Iniya Deepavali Nal Vazhthukkal aka Happy Deepavali!!
Rads’s post on Holi sent me back on a trip down memory lane. I have only ever celebrated Holi once. I hate being ‘dirtied’ in color and dreaded stepping out on ‘Holi’ should some enthusiastic stranger decide to anoint me with gulal. I escaped all my school years simply because Madras and specially the suburb I grew up in had very few people who celebrated.
College in Coimbatore was different though. There were occasional episodes of being unwillingly made colorful. The final year however, saw me and my friends plan to celebrate it. The details are hazy now, but I have memories of running in the ground near the stadium with a friend determined to apply color following me. A little while later, the bunch of us were summoned to the AO’s room and given a nice lecture on ‘decency and decorum’. I got a special lecture as well since the AO was friends with my father. I remember the boisterous feeling evaporate and feeling very small standing in front of him.
Looking back, I wonder if I never really enjoyed the festival because it is a festival of sponatenity and I saw myself as prim and practical? Or I felt it was something alien to me. Looking at all the holi wishes and pics on facebook makes me want to celebrate now.
Ezhu kari kootu or seven vegetable stew is a savory stew of vegetables in tamarind water garnished with a spice mix that replaces the sambar powder. This is usually served with Thiruvadhirai Kali or Chakkara pongal. It is customary to use seven, nine, eleven or odd numbered vegetables.
Stuff you will need:
Seven vegetables that are a combination of root vegetables, pods, over the ground vegetables etc. A sample list is as under. Cut these into equal sized bits. Ideally 1″ bits so they retain shape even when pressure cooked.
Flat beans (Sabre beans)
Seppan kizhangu (no idea what it is called in other languages)
Mocchai (similar to lima beans)
Dry red chillies – 8
Bengal gram – a handful
Coriander seeds – 2 tsp
1/4 of a coconut shredded
Curry leaves – 2 – 3 twigs
Thuvar dhal – 2 handfuls
Salt to taste
Turmeric – 2 tsp
Tamarind the size of a small lemon – soaked and extracted to a pulp
Oil for tempering
Black mustard seeds – 1tsp
Urad dhal – 1 tsp
Jaggery – 1 tbsp
How to make it?
Dry roast and grind the chillies, bengal gram dhal, coriander seeds, coconut gratings and curry leaves. Set aside. Pressure cook vegetables and thuvar dhal with salt, turmeric and asafoetida in little water. In a wok, heat oil, season mustard and urad dhal. When done add tamarind pulp, cooked vegetables/dhal, ground spice mix, jaggery and simmer on low heat for about 10 minutes. Turn stove off and garnish with coriander leaves.
This is usually served with Thiruvadhirai kali or Chakkara pongal.

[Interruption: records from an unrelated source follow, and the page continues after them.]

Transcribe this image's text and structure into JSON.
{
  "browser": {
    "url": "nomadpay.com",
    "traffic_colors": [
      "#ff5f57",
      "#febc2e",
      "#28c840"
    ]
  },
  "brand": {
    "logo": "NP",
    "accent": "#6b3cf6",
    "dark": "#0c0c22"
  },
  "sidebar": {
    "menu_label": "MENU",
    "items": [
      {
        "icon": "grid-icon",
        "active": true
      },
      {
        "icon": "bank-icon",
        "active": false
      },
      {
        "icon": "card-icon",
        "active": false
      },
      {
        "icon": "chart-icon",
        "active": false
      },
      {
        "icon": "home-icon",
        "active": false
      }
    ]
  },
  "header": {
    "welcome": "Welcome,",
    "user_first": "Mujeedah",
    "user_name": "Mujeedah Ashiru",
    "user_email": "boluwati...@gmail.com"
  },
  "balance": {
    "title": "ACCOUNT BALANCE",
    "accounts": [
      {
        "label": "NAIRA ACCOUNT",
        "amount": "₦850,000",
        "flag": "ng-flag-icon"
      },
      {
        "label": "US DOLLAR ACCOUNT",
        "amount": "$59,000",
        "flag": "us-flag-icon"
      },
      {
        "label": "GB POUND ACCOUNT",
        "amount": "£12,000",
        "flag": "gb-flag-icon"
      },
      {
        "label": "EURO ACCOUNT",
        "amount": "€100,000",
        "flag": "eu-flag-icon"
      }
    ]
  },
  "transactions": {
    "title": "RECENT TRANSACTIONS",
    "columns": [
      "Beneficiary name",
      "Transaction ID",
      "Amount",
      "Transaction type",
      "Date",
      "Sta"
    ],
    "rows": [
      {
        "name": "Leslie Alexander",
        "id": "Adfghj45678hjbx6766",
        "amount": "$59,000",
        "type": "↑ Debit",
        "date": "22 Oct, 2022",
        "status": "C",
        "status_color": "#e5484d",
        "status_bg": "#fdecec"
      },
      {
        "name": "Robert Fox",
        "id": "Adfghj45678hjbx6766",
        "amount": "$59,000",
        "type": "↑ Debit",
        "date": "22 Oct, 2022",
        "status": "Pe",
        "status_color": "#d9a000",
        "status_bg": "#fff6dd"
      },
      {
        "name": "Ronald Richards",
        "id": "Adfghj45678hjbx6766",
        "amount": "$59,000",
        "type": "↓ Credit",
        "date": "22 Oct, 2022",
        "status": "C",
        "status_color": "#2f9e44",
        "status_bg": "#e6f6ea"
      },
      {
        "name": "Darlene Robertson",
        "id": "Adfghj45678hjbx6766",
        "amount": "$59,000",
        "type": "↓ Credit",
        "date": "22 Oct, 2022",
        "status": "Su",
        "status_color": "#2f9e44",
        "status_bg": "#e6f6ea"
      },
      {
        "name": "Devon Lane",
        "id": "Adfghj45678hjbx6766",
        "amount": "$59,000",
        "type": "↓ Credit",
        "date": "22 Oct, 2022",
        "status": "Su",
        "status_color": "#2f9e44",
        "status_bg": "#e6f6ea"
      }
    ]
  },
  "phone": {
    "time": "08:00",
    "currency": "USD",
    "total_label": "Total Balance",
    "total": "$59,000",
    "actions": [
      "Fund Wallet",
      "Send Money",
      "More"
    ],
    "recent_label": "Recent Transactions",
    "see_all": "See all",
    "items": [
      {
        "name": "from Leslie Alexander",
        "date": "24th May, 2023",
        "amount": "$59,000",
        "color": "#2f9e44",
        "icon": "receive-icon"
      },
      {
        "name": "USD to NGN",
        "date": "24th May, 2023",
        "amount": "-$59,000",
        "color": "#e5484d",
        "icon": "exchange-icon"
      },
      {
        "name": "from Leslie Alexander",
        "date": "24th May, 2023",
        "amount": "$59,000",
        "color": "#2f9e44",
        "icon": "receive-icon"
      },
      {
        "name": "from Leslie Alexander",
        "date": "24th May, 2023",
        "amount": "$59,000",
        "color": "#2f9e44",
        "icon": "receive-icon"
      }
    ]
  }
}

Pongal chutney brings images of warmth in me. Always. Pongal being typically associated with Margazhi visually conjures up foggy mornings and the warm pongal sliding down my throat. The chillies in the chutney and the black pepper in the pongal warming my insides and the contented feeling of a full stomach.
Stuff you will need:
1 cup white rice
1/2 cup moong dhal
Salt to taste
Black pepper – 2 tsp broken
Cumin seeds/Jeera – 2 tsp
Curry leaves – 2 twigs
Cashews – 10 broken in half and roasted in ghee
Ghee – 2 tbsps
Ginger 1 inch cube – shredded
How to make it?
Pressure cook rice and dhal together with salt to taste with 5 cups of water. Heat ghee in a small tempering vessel. Add cumin seeds. As it browns add black pepper, curry leaves and ginger. Set aside. When the rice dhal mixture is done, add the seasoning and the roasted cashews. Using a flat ladle mix it all well. The resulting texture should be a soft mashed pongal with the smell of ghee emanating.
Pongal is usually served with coconut chutney. A handful of grated coconut, a handful of pottu kadalai, 2-3 green chillies and salt to taste. Grind it all up to make a smooth paste, season with mustard and urad dhal and its done!